- Genes: Some types of lumbar pain are genetic in nature, such as spondylitis, which is osteoarthritis of the spine.
- Occupation: People who work in jobs that require lifting, pulling or pushing may have problems with lumbar pain. Also, a job where you sit at a desk all day also can cause lumbar pain.
Diagnosing Lumbar Pain
Your medical professional will take a complete medical history and perform a physical examination to determine potential causes of your lumbar pain. During the physical exam, your practitioner will inquire about the site, severity and onset of the pain; how long the symptoms have occurred and any limits in movement; and any health problems that might be related to the pain. Your practitioner also will conduct a back examination and neurologic tests in most cases to determine causes of lumbar pain.
For many patients, imaging tests are not necessary, but some cases may require imaging to rule out more serious lumbar problems. Some of the possible imaging exams that may be performed are X-rays, CT scans, MRIs, myelograms and discography.
Treating Lumbar Pain
How lumbar pain is treated depends upon the results of the physical examination, and whether the pain is chronic or acute. Below are some of the common treatment regimens available:

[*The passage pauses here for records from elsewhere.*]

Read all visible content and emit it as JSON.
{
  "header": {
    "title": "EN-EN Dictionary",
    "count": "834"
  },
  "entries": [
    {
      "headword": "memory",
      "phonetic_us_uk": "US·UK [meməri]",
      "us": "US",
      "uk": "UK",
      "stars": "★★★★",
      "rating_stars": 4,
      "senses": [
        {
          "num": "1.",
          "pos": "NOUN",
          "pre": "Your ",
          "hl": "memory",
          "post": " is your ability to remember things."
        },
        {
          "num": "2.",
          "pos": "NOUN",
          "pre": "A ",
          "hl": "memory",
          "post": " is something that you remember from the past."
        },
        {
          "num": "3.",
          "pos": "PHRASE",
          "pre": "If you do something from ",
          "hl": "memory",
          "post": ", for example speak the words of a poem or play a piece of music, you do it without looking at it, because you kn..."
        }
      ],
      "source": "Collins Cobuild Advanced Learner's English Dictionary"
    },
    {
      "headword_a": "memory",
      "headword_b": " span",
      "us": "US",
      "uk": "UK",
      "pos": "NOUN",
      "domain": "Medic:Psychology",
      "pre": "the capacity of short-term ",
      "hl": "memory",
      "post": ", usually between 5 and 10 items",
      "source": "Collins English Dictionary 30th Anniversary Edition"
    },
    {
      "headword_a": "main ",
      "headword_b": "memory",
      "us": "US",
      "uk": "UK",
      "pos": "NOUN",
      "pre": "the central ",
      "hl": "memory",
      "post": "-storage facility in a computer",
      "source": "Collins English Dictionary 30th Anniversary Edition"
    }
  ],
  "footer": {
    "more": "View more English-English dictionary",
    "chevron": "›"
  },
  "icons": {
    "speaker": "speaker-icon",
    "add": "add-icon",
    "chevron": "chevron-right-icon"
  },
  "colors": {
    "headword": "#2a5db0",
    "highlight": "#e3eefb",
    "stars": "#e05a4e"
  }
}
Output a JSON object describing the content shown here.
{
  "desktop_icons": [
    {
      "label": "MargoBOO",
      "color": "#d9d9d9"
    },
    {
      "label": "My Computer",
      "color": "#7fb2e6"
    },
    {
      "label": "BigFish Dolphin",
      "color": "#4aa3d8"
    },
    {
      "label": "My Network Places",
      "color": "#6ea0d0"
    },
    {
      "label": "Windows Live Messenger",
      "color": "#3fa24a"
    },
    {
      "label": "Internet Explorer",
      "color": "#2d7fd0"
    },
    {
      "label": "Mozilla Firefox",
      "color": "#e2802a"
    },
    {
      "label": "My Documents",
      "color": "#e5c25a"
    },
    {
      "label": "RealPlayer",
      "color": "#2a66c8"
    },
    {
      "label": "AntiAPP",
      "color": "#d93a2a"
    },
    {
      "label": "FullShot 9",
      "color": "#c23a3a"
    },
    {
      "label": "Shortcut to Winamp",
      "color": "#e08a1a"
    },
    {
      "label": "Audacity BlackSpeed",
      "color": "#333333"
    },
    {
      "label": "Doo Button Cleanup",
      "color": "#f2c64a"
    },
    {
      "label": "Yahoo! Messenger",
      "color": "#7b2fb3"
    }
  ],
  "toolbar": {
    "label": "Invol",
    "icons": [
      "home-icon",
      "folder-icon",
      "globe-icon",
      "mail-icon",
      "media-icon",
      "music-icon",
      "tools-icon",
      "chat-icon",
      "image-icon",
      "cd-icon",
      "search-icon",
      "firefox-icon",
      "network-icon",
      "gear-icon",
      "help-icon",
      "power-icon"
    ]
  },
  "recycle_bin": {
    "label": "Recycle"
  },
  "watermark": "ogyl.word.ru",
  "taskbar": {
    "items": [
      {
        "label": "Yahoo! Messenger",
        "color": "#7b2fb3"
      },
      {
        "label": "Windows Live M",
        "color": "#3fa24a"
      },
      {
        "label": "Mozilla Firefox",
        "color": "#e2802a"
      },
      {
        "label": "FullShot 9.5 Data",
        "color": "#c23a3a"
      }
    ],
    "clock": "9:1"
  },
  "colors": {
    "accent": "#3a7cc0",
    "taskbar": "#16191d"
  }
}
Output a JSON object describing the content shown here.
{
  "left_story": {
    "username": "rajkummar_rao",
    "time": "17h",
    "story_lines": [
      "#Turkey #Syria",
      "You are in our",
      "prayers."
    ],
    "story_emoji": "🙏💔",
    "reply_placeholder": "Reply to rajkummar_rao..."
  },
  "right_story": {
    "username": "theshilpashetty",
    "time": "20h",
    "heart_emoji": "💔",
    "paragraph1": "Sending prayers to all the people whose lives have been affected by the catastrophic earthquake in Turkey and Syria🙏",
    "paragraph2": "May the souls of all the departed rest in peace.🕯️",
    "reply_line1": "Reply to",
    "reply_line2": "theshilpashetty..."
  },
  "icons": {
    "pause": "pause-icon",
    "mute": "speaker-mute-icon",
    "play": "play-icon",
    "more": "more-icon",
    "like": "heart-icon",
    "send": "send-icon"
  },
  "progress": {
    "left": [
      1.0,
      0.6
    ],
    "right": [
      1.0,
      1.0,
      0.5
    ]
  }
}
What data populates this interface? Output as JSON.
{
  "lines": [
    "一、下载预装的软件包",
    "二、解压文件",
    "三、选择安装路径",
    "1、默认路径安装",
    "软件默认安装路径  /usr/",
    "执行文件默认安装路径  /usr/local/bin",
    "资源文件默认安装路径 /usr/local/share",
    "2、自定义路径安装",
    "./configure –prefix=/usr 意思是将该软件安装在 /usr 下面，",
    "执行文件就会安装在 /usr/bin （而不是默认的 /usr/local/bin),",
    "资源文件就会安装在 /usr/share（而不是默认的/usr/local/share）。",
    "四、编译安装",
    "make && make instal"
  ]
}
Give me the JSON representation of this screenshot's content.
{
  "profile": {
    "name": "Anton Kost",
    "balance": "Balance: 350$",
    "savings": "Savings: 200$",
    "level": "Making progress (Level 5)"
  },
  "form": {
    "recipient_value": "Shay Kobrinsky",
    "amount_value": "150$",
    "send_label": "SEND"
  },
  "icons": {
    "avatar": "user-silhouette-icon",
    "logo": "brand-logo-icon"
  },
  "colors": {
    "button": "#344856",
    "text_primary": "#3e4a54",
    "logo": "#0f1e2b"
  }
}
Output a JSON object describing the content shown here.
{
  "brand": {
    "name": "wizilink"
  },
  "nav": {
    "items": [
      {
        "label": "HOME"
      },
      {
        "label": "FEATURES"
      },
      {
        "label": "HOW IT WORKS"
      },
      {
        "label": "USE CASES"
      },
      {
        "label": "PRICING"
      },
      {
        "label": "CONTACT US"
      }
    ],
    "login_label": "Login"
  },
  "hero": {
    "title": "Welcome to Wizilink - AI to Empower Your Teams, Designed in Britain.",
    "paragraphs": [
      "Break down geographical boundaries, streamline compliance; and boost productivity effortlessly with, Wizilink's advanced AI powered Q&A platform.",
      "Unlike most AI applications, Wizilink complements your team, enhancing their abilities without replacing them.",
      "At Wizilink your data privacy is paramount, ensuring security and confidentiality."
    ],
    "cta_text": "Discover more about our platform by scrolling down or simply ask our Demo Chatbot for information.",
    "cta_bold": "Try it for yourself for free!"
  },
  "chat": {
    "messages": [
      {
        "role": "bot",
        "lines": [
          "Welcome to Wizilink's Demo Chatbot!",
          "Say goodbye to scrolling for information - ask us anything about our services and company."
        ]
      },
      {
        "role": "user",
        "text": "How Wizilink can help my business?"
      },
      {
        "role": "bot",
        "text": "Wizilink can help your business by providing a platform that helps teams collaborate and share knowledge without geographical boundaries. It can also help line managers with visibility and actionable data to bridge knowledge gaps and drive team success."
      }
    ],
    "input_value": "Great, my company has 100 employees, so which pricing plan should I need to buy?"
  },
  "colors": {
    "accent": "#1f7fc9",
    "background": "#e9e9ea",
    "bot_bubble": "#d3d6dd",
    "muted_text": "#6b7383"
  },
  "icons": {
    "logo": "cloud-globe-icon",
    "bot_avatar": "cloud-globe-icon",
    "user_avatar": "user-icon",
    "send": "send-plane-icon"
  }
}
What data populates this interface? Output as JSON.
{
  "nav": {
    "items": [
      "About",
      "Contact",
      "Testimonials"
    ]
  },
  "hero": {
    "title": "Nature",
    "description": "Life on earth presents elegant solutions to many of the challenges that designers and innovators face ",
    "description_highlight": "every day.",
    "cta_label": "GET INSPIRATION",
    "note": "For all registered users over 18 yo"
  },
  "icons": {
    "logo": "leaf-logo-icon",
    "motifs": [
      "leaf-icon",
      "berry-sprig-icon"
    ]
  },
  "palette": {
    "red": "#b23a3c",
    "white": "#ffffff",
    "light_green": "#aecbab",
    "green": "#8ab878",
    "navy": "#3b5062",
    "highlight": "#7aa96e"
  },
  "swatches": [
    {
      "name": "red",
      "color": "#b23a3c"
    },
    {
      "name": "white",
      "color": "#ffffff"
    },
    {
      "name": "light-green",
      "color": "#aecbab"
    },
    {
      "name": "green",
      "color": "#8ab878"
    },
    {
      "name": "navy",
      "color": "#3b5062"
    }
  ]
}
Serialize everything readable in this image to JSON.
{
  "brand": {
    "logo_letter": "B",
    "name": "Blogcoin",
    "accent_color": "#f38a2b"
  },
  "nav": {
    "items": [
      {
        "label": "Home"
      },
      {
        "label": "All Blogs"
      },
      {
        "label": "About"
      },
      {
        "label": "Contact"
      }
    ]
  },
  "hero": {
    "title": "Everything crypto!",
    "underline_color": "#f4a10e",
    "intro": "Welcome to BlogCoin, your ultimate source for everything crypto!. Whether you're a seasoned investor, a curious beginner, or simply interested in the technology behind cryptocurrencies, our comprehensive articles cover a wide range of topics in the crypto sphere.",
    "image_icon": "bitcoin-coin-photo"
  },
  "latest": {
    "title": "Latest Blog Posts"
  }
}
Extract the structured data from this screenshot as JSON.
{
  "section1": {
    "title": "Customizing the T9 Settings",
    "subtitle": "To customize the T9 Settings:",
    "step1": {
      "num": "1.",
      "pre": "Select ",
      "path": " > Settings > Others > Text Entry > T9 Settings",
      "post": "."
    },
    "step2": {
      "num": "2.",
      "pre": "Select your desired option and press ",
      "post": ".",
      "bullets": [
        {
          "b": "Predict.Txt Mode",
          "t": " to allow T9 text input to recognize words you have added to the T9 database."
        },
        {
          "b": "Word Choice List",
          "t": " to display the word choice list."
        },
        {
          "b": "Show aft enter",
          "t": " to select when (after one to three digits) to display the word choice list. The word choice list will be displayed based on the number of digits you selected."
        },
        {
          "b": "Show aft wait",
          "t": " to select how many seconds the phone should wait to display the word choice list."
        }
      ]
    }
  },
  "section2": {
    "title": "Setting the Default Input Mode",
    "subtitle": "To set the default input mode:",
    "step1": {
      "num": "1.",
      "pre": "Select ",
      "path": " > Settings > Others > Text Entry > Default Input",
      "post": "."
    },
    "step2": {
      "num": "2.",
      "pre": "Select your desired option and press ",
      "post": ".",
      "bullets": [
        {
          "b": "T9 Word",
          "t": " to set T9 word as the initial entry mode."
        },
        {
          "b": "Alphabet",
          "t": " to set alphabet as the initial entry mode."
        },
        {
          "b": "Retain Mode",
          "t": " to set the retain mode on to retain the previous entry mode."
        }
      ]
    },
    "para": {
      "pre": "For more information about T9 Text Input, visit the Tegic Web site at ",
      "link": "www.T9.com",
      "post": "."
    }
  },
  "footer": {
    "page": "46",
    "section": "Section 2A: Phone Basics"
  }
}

- Hot or cold packs do not necessarily resolve lumbar injuries, but they can reduce pain and inflammation for many people, leading to greater mobility.
- Strengthening exercises: Not always recommended for acute lumbar pain, but they can be used to increase recovery from chronic lumbar pain. It is especially important to enhance muscle strength in people who have skeletal problems in their backs. Yoga can be very beneficial to strengthen the lower back and reduce pain.
- Physical therapy: PT can increase the strength of core muscles in the lower back and can enhance flexibility and mobility.
- Spinal manipulation: At Sheppard Spine and Sports Clinic, your practitioner is highly skilled in the N.U.C.C.A technique. This is a gentle, pain free form of spinal adjustment that avoids the harsh manipulation techniques of regular chiropractors. It focuses on a gentle adjustment of the Atlas vertebra, which is the top bone in your spine right under the brainstem. This vertebra lacks discs above and below it, and can be easily injured or misaligned. N.U.C.C.A. focuses on the perfect alignment of this vertebra to reduce back pain throughout your back.
- Spinal decompression: Sheppard Spine and Sports Clinic offers the SpineMED System, which is a higher specialized spinal decompression procedure that offers significant lumbar pain relief for many patients. It is a computer operated, biofeedback form of decompression that is far superior to older traction systems that are unable to react and adjust tension automatically.
- Biofeedback: This form of lumbar pain therapy involves the attaching of electrodes to the skin and using electromyopgraphy devices that allow people to reduce their pain by using proven relaxation techniques by controlling breathing, muscle tension, and heart rate.
Can Lumbar Pain Be Prevented?
Recurring lumbar pain can result from poor body mechanics. This type of back pain may be prevented by avoiding movements that strain the lower back, keeping proper posture and lifting heavy objects carefully. To keep your lumbar spine healthy, we recommend the following best practices:
- Stretch before you start any strenuous physical activity.
- Do not slouch when you sit or stand. The lumbar spine can more easily support your weight when the curvature of the spine is reduced. When you are standing, it is important to have your weight balanced on the feet.
- Sit in chairs with proper lumbar support, with the proper height and position for what you are doing.
- Sleeping on your side with knees in a fetal position can open up the spinal joints and relieve pressure on the lumbar area.
- Do not smoke. Smoking lowers blood flow to the lower spine, and leads to degeneration of the spinal discs. It also causes osteoporosis and slows the healing process.
- Low Back Pain Fact Sheet. (n.d.). Retrieved from https://www.ninds.nih.gov/Disorders/Patient-Caregiver-Education/Fact-Sheets/Low-Back-Pain-Fact-Sheet
- Low Back Pain Overview. (n.d.). Retrieved from https://www.practicalpainmanagement.com/patient/conditions/low-back-pain/low-back-pain-overview